Kai Lenny might disagree with me, but you can see also that wave is far from glassy.
Photo by Fred Pompermayer taken from the WSL Big Wave Awards page where I also found the confirmation that the 2017 Peahi Challenge has been given the green light. First possible start Thursday at 2pm. Surfline is calling for 7.4f 14s from 352 at that time, which IMO won't even break at Jaws. Friday morning at 8am instead the call is for 14.5f 16s from 335 and that is a much more proper Jaws swell. Both days should see no wind.
The following two photos document the preparation for the long Peahi trip at the Kahului harbor.
It's quite a scene there in the early morning of a big day. The funny thing is that when Jaws is breaking, most times there's waves in the harbor too and so you can see middle age beer bellied SUP surfers getting ready right next to statuary guys like Jamie Mitchell and company.
4am significant buoy readings
No southerly energy at the local buoys, check the lahaina webcam to see if the wrap is still there.

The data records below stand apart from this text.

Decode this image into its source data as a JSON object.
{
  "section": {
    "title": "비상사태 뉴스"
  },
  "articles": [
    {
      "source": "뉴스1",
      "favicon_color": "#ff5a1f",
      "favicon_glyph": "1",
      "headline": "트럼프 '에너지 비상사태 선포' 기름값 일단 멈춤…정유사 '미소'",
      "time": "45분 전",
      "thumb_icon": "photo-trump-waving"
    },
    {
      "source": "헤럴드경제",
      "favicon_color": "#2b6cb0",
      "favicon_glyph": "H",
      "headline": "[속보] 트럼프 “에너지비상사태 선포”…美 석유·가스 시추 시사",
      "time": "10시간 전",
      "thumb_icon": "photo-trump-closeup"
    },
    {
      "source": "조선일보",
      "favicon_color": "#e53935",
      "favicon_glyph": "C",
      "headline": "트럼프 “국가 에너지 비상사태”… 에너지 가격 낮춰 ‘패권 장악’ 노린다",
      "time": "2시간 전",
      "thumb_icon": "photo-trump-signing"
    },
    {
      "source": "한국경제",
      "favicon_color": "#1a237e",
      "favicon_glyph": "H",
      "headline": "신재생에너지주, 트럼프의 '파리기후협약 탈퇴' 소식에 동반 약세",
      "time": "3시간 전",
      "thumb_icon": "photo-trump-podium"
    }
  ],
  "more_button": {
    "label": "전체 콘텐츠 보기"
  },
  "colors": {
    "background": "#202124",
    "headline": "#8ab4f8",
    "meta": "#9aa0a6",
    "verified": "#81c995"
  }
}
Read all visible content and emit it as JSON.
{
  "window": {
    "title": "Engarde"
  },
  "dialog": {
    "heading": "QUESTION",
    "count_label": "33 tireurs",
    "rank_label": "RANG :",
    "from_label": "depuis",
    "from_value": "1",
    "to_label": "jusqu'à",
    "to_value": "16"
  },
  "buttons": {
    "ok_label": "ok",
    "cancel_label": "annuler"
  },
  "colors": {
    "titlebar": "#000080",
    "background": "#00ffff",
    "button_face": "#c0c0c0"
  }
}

9.8ft @ 13s from 346° (NNW)
8.7ft @ 15s from 334° (NNW)
5.5ft @ 10s from 341° (NNW)
8.6ft @ 14s from 342° (NNW)
4.2ft @ 11s from 338° (NNW)
9.3ft @ 14s from 341° (NNW)
5.1ft @ 9s from 355° (N)
Smaller numbers than yesterday (thank god!) and slightly more northerly direction. What will make the surfing better today will be the lack of wind. You might still need to drive to the upper west side if the waves are too big on the north shore for you.
NAM3km map at noon shows 4 knots onshore, which in Maui means pretty much no wind.
Enjoy that, because once again our beautiful waves are about to be destroyed by another strong trades episodes. Check the windguru table below and weep. Yes, also if you're a windsurfer/kitesurfer. Red is the worse possible color you can see there, since when the wind is that strong it usually creates a hell lot of rain and so it's never consistent.